Activity ::
Your task is to gather the lines below that hold the string "newspaper".

[[ Available records open ]]

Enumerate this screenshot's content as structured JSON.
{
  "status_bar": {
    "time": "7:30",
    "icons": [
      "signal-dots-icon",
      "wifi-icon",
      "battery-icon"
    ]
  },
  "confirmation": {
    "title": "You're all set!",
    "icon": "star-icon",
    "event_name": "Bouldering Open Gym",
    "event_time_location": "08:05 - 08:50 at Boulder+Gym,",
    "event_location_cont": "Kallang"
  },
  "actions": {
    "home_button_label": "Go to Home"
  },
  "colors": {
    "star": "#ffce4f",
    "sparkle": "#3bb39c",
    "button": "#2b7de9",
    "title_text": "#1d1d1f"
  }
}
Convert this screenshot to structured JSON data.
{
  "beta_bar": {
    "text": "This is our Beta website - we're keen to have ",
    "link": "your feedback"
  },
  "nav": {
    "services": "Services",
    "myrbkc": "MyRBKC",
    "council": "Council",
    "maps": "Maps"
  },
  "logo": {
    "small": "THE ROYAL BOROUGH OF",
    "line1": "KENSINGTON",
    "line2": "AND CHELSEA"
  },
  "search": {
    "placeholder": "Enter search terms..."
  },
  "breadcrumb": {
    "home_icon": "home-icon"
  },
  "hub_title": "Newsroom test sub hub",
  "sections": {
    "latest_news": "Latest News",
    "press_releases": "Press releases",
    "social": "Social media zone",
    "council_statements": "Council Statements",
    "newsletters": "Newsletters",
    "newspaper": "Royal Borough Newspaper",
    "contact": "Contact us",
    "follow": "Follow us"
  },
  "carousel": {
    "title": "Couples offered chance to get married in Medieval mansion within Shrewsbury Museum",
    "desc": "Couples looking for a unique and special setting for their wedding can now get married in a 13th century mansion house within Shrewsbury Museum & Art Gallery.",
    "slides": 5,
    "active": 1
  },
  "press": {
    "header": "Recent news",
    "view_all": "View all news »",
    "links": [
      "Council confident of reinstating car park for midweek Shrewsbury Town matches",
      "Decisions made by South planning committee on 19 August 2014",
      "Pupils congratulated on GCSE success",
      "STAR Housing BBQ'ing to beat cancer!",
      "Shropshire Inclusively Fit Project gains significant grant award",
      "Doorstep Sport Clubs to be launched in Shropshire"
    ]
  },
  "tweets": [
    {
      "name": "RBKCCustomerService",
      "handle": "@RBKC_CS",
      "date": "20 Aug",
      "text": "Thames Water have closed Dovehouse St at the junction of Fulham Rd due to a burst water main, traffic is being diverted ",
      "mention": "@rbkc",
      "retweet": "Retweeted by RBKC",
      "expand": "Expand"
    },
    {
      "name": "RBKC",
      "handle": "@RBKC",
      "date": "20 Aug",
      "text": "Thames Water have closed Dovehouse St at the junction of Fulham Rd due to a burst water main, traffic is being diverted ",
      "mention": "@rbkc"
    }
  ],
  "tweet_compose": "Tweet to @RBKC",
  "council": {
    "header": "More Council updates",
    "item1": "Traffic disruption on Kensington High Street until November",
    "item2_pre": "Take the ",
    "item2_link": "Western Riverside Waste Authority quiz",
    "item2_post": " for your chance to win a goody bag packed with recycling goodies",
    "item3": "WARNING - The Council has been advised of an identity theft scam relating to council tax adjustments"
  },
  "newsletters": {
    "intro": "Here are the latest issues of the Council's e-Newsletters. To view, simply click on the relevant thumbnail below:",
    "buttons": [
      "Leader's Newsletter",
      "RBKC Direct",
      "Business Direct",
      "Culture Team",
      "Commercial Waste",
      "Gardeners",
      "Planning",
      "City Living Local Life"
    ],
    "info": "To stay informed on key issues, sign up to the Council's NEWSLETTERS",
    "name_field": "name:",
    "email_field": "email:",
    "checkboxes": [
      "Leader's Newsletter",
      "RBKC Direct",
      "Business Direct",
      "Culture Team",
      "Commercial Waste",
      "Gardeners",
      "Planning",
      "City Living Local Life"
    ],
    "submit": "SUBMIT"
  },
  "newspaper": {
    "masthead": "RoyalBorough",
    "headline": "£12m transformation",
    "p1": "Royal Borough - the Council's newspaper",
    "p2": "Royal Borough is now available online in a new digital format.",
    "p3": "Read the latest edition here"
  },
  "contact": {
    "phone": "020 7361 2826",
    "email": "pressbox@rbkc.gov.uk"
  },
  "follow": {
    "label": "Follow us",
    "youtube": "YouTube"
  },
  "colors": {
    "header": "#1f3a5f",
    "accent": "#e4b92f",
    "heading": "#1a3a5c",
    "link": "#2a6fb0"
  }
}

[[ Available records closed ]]
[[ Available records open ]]

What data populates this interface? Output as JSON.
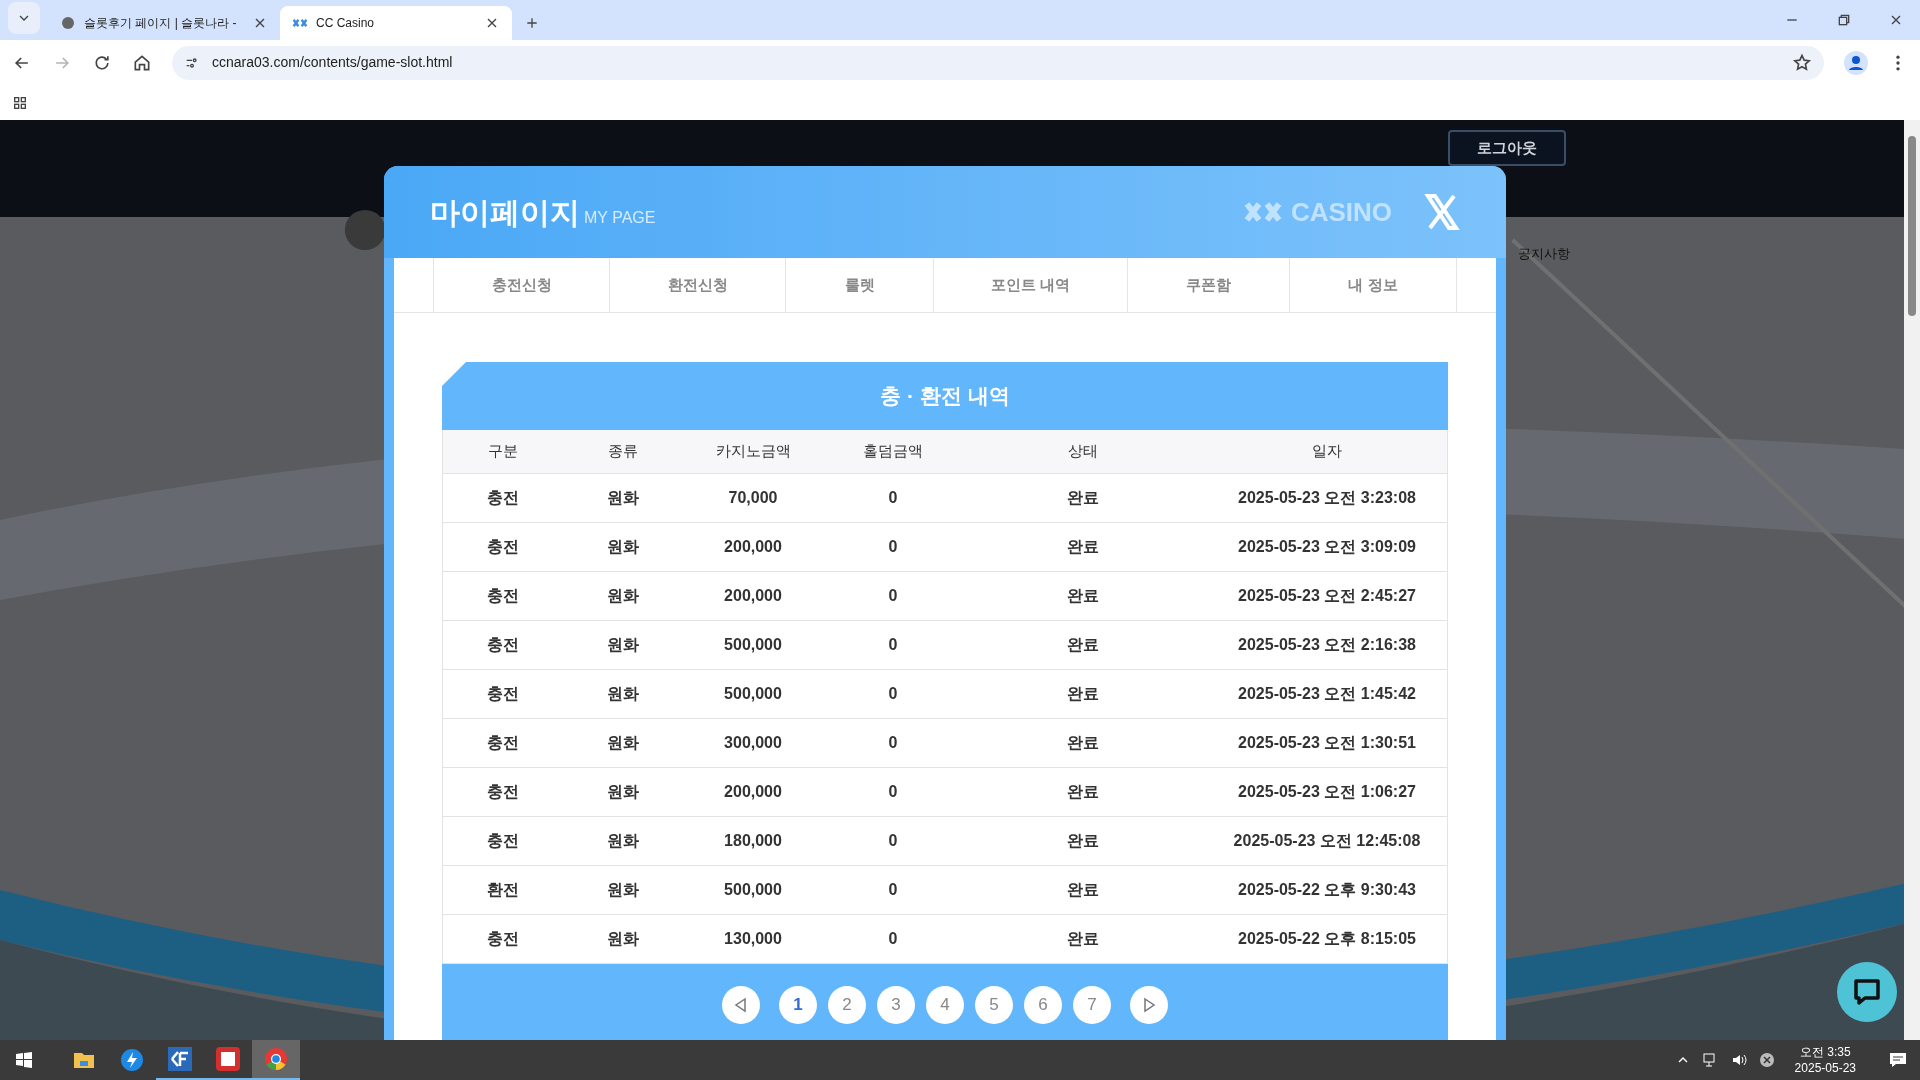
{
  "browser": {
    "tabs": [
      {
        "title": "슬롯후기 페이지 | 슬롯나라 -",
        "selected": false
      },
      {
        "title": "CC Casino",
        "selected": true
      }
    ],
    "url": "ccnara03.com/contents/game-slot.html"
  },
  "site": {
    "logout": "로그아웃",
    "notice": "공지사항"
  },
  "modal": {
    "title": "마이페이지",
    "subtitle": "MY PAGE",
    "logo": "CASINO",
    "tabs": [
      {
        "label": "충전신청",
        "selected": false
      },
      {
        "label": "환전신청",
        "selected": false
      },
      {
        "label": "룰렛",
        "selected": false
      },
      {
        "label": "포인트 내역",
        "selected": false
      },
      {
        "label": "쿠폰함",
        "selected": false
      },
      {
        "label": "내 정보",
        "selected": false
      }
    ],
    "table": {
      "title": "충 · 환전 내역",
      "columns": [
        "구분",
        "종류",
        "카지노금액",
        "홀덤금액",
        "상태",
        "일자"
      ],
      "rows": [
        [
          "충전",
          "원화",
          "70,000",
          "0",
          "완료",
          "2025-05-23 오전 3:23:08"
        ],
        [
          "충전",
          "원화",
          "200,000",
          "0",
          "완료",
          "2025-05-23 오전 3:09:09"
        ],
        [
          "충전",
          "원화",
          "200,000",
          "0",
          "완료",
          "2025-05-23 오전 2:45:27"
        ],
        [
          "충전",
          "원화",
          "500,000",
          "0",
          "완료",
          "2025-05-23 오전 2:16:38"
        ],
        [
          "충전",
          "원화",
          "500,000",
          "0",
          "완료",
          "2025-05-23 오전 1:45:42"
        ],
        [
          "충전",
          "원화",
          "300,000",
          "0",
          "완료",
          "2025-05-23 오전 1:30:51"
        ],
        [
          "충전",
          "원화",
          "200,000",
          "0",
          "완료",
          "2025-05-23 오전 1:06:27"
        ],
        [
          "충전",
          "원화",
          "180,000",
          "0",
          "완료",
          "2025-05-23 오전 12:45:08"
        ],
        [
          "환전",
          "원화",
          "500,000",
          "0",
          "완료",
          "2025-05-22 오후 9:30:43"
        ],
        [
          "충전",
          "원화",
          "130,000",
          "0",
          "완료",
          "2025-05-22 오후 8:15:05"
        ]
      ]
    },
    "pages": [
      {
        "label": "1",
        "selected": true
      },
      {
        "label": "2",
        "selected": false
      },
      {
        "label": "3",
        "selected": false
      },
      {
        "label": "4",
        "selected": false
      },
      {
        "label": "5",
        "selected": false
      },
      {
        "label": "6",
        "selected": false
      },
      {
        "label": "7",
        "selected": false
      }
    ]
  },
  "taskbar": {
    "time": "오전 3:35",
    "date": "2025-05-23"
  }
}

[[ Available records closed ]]

Exercise output ::
    "newspaper": "Royal Borough Newspaper",
  "newspaper": {
    "p1": "Royal Borough - the Council's newspaper",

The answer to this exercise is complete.